■ Work to be completed
Each record is to be copied exactly, with its pictures left behind.
Dataset excerpts START
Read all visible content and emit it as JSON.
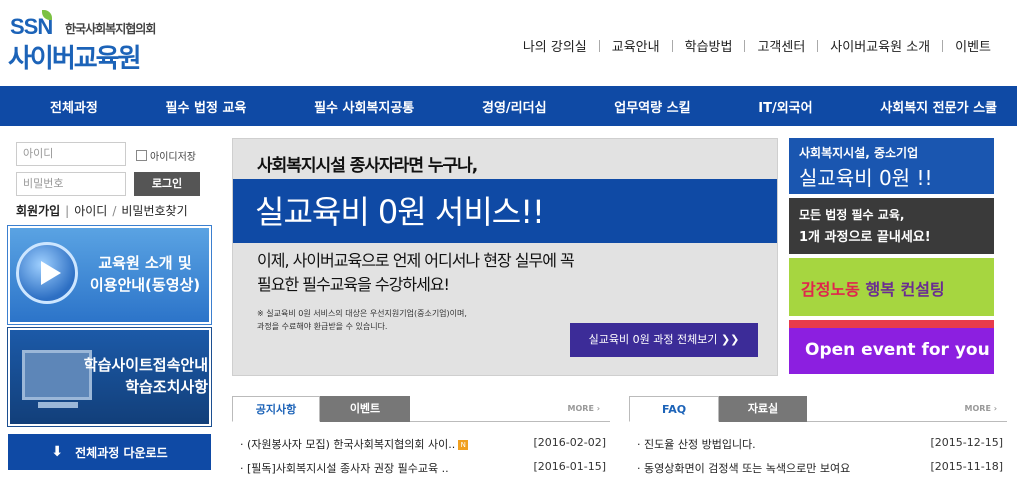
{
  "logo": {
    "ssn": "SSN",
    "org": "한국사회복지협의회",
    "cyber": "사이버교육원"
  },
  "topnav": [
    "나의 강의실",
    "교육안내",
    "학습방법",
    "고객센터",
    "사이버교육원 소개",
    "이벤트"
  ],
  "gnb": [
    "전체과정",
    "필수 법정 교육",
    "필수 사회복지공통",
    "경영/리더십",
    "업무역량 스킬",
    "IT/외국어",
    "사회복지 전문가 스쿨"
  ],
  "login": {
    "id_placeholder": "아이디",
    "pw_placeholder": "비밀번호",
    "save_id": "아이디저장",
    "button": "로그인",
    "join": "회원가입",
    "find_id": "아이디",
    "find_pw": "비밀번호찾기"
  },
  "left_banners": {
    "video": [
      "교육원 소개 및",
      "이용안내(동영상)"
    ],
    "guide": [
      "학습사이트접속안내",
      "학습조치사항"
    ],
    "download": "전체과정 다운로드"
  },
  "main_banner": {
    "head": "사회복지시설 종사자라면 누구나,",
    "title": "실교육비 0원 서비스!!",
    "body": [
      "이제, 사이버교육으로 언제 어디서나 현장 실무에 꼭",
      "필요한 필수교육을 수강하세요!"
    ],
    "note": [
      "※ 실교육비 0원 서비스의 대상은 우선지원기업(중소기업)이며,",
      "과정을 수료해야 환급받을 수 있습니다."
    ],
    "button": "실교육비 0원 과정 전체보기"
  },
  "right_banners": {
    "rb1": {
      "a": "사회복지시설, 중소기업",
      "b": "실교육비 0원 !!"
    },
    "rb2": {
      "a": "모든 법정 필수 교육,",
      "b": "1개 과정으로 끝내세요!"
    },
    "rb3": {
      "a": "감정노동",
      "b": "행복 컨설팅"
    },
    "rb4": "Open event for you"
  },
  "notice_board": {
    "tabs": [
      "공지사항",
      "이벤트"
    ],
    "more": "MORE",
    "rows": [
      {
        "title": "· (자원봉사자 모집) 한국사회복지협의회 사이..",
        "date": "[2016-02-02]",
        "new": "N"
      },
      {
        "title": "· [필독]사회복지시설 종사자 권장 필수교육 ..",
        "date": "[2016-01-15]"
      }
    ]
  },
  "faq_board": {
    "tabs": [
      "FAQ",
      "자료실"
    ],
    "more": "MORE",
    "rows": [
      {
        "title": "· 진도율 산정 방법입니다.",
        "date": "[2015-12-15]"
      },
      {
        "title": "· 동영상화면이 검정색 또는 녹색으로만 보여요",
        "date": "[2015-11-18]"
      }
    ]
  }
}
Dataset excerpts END
■ Exercise solution
Read all visible content and emit it as JSON.
{
  "logo": {
    "ssn": "SSN",
    "org": "한국사회복지협의회",
    "cyber": "사이버교육원"
  },
  "topnav": [
    "나의 강의실",
    "교육안내",
    "학습방법",
    "고객센터",
    "사이버교육원 소개",
    "이벤트"
  ],
  "gnb": [
    "전체과정",
    "필수 법정 교육",
    "필수 사회복지공통",
    "경영/리더십",
    "업무역량 스킬",
    "IT/외국어",
    "사회복지 전문가 스쿨"
  ],
  "login": {
    "id_placeholder": "아이디",
    "pw_placeholder": "비밀번호",
    "save_id": "아이디저장",
    "button": "로그인",
    "join": "회원가입",
    "find_id": "아이디",
    "find_pw": "비밀번호찾기"
  },
  "left_banners": {
    "video": [
      "교육원 소개 및",
      "이용안내(동영상)"
    ],
    "guide": [
      "학습사이트접속안내",
      "학습조치사항"
    ],
    "download": "전체과정 다운로드"
  },
  "main_banner": {
    "head": "사회복지시설 종사자라면 누구나,",
    "title": "실교육비 0원 서비스!!",
    "body": [
      "이제, 사이버교육으로 언제 어디서나 현장 실무에 꼭",
      "필요한 필수교육을 수강하세요!"
    ],
    "note": [
      "※ 실교육비 0원 서비스의 대상은 우선지원기업(중소기업)이며,",
      "과정을 수료해야 환급받을 수 있습니다."
    ],
    "button": "실교육비 0원 과정 전체보기"
  },
  "right_banners": {
    "rb1": {
      "a": "사회복지시설, 중소기업",
      "b": "실교육비 0원 !!"
    },
    "rb2": {
      "a": "모든 법정 필수 교육,",
      "b": "1개 과정으로 끝내세요!"
    },
    "rb3": {
      "a": "감정노동",
      "b": "행복 컨설팅"
    },
    "rb4": "Open event for you"
  },
  "notice_board": {
    "tabs": [
      "공지사항",
      "이벤트"
    ],
    "more": "MORE",
    "rows": [
      {
        "title": "· (자원봉사자 모집) 한국사회복지협의회 사이..",
        "date": "[2016-02-02]",
        "new": "N"
      },
      {
        "title": "· [필독]사회복지시설 종사자 권장 필수교육 ..",
        "date": "[2016-01-15]"
      }
    ]
  },
  "faq_board": {
    "tabs": [
      "FAQ",
      "자료실"
    ],
    "more": "MORE",
    "rows": [
      {
        "title": "· 진도율 산정 방법입니다.",
        "date": "[2015-12-15]"
      },
      {
        "title": "· 동영상화면이 검정색 또는 녹색으로만 보여요",
        "date": "[2015-11-18]"
      }
    ]
  }
}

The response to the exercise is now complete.